### DATASET EXCERPTS
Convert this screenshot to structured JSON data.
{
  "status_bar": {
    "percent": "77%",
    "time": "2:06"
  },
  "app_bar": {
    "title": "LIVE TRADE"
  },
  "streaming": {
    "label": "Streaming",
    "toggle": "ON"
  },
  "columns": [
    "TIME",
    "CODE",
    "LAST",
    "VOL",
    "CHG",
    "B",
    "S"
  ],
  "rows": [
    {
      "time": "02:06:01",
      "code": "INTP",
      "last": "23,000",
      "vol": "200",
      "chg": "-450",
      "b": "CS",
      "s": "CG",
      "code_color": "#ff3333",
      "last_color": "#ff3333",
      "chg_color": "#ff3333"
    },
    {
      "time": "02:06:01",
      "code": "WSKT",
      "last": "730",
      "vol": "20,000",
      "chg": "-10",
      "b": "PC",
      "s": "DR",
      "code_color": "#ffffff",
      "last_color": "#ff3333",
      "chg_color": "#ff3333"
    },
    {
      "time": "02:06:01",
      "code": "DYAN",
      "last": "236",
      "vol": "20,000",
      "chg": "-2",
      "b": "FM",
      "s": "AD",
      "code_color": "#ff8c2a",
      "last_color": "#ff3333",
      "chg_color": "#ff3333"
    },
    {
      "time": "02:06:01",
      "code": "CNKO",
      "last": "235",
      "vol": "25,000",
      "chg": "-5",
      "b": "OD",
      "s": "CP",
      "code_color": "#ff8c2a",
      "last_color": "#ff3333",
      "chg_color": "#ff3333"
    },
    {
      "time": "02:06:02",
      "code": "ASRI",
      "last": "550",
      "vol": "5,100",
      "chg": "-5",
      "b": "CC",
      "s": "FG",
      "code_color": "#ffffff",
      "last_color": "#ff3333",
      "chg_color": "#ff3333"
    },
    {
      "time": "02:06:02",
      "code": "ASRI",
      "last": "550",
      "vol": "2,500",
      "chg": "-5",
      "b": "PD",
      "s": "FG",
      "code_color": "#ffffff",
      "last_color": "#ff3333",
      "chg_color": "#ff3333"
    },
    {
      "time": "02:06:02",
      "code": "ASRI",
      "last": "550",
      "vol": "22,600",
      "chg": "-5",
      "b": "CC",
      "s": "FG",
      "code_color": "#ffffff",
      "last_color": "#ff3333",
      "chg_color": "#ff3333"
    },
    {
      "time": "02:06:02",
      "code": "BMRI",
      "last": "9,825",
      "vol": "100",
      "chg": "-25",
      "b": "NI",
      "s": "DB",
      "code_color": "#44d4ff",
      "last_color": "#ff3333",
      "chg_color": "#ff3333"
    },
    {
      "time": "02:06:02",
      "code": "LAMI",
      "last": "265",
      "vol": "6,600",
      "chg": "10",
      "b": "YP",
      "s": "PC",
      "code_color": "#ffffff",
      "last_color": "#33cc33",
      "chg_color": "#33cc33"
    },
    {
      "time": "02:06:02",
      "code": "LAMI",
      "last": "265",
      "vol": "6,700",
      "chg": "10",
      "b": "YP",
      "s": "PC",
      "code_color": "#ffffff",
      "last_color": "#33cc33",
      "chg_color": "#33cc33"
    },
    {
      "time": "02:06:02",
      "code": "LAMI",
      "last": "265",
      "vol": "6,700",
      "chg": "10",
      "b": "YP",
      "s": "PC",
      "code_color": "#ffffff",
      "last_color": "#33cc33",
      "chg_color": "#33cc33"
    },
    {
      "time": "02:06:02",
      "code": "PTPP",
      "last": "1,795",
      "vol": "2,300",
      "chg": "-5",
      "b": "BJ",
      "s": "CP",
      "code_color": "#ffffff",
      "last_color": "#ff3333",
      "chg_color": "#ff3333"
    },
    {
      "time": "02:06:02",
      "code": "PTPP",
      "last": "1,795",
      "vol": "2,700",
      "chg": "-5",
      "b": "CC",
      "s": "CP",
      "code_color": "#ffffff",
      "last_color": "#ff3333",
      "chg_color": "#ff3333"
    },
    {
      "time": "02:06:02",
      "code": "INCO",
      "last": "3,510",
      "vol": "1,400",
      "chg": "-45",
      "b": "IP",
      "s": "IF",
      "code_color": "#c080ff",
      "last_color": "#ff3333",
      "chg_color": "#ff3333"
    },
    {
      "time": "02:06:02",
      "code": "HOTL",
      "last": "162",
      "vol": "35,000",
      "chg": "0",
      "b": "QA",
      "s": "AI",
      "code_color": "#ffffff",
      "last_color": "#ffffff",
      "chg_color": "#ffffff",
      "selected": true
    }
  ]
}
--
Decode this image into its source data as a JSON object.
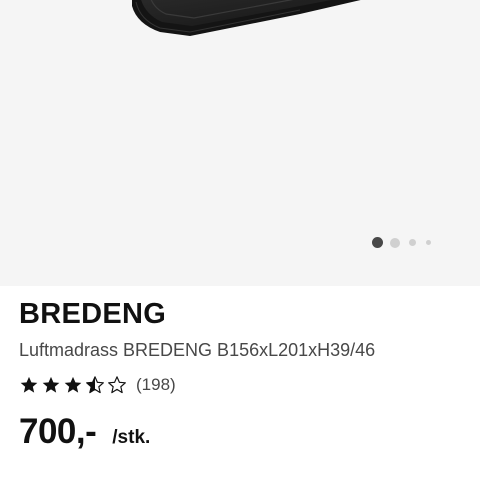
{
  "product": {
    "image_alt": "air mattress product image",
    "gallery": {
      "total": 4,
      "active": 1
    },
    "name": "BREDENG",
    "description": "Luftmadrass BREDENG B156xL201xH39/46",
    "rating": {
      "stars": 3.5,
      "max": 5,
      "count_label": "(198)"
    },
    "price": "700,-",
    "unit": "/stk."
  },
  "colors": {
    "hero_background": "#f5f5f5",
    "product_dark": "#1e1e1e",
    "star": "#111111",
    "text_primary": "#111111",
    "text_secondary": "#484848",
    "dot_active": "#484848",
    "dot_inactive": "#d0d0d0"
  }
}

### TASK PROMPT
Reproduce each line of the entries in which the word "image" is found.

### SOLUTION
Decode this image into its source data as a JSON object.
    "image_alt": "air mattress product image",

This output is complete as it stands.